Walkable History of
The Yerba Buena Island School
In response to Dorothee Imbert’s
Skewed Realities: The Garden and the Axonometric Drawing, I was prompted
to consider axonometric collages as a dynamic tool that allows designers to better understand the notion of space.
I incorporated a range of textures pictorial representation to highlight the contrast in user experiences throughout the path - allowing the audience to “comprehend the entire composition with little effort”.
Subsequently, I also attempted to harmonize the highly graphic nature of the design with a suggestion of reality.
Tracing the dynamics of ‘collective memory’ to remember the past

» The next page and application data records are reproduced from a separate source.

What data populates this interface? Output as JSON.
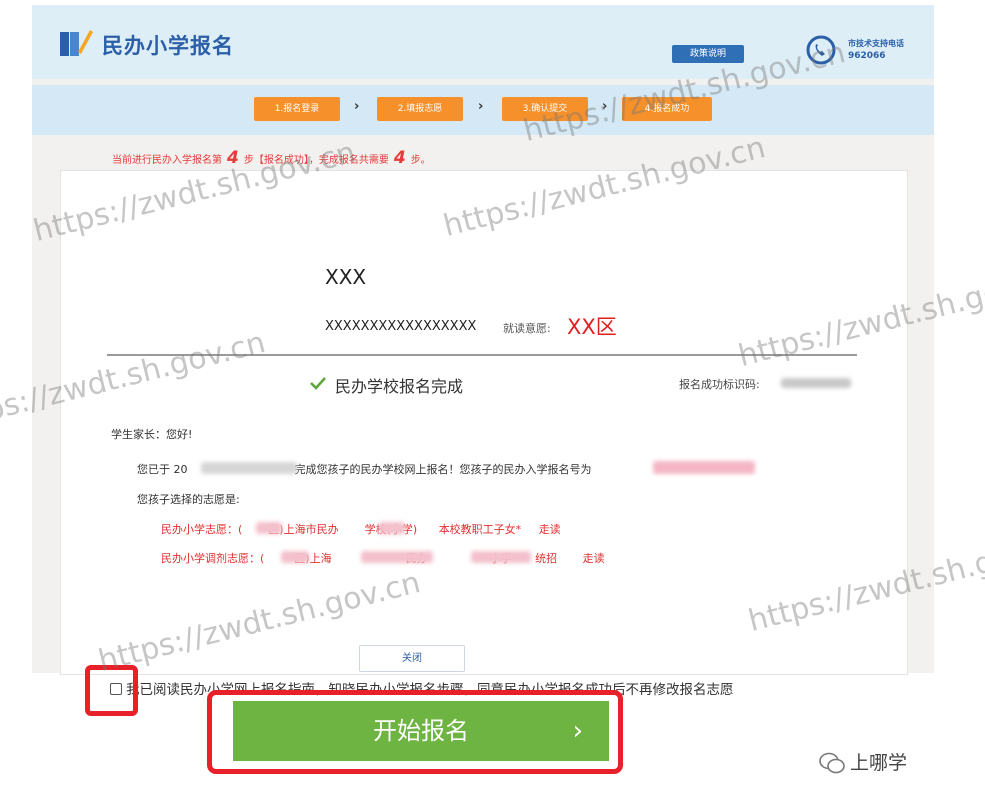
{
  "header": {
    "logo_text": "民办小学报名",
    "policy_button": "政策说明",
    "phone_label": "市技术支持电话",
    "phone_number": "962066"
  },
  "steps": [
    "1.报名登录",
    "2.填报志愿",
    "3.确认提交",
    "4.报名成功"
  ],
  "progress": {
    "prefix": "当前进行民办入学报名第",
    "current_step": "4",
    "middle": "步【报名成功】，完成报名共需要",
    "total_steps": "4",
    "suffix": "步。"
  },
  "student": {
    "name": "XXX",
    "id_number": "XXXXXXXXXXXXXXXXX",
    "district_label": "就读意愿:",
    "district": "XX区"
  },
  "result": {
    "title": "民办学校报名完成",
    "code_label": "报名成功标识码:"
  },
  "letter": {
    "greeting": "学生家长：您好!",
    "line1_prefix": "您已于 20",
    "line1_middle": "完成您孩子的民办学校网上报名！您孩子的民办入学报名号为",
    "line2": "您孩子选择的志愿是:",
    "choice1_label": "民办小学志愿：(",
    "choice1_district": "区)上海市民办",
    "choice1_school": "学校(小学)",
    "choice1_type": "本校教职工子女*",
    "choice1_mode": "走读",
    "choice2_label": "民办小学调剂志愿：(",
    "choice2_district": "区)上海",
    "choice2_school_a": "民办",
    "choice2_school_b": "小学",
    "choice2_type": "统招",
    "choice2_mode": "走读"
  },
  "close_button": "关闭",
  "agree_text": "我已阅读民办小学网上报名指南，知晓民办小学报名步骤，同意民办小学报名成功后不再修改报名志愿",
  "start_button": "开始报名",
  "start_chevron": "›",
  "brand": "上哪学",
  "watermark": "https://zwdt.sh.gov.cn",
  "colors": {
    "accent_blue": "#2b5fa8",
    "step_orange": "#f5902a",
    "highlight_red": "#e8202a",
    "button_green": "#6eb442"
  }
}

By strategically placing persons of both old and young glancing into the direction of the naval station, the collages essentially portray an intellectual view that generates feelings of remembrance which echoes the historical context of the site.
The piece also attempts to kindle curiosity through a sculptural space in which time and movement are suspended, and thus unraveling elements “that are known to the mind and not to the eye”.
How can the existing memorial act as a space of literal memory?
Inspired by Frank Oppenheimer’s core aesthetic of participatory
and discovery for young children,
the pathway serves to bridge the socio-historical context of the Yerba Buena Island School for Children of Naval Personnel through creating unique tactile and visual experiences that establish a sense of nostalgia and juxtaposition.
This project also seeks to examine the idea of exploration and play through the design of an interactive pathway. The collages thereby simultaneously illustrate the “parts and the whole suspended in the dynamic moment of assembly".
Reflect I Resiliency
Japan Town Peace Plaza
Located in the heart of San Francisco, Japantown is an urban nexus that celebrates the Japanese and Japanese-American community. Framed by historic landmarks and local businesses on Post, Buchanan, and Sutter Streets, this small but robust district is a culturally and commercially vibrant space
However, Japantown’s history of uprooting and displacement has resulted in a fragmented cultural identity, making it difficult to preserve the neighborhood’s economically and ethnically diverse character. This is especially notable in the design of the Peace Plaza and Buchanan Mall, which are underutilized public spaces that have the potential to enrich Japantown’s cultural charm.
How can we design a space that encourages
the creation of public memory?
This project drew inspiration from Japanese beliefs and symbolism to design a public center that invites reflection and celebrates the present-day community. By recognizing the community’s tumultuous past, we aspire to transcend the urban setting through material manifestations of memory. Through elements of play, sequence, and connection, this modern Japanese-style garden honors the spirits past and supports lives present and future that use the space.
How can the existing memorial act as
a space of literal memory?
This proposal seeks to enhance the existing condition of the plaza to encourage contemplation and celebration of Japanese-American past, present, and future. We anticipate our design enhancement will increase the amount of visitation and recognition of the space, increasing respect and appreciation for the Japantown community’s influence on modern San Franciscan culture.
Pragmatic elements such as the preservation of open space, addition of interactive and age-inclusive features, and incorporation of tasteful vegetation respond to the community’s needs while our architectural modifications promote themes of reflection and resiliency.
New Orleans: Historical Memory and Urban Design
How can a city’s past become a meaningful platform for its future? For our Global Urban Humanities research studio course, we investigated answers to this question for New Orleans’ historic neighborhoods by creating “paper monuments,” posters or similar mediums, proposing a public monument to a particular person, event or movement from the city’s rich history – examining specific historic sites such as North Claiborne Avenue.
An illustration of the iconic scene of an unfazed and resilient Ruby Bridges being escorted out of the school by federal marshals in the center of the poster surrounded by her story and how she contributed to the Civil Rights Movement. See Norman Rockwell’s painting, The Problem We All Live With, as reference.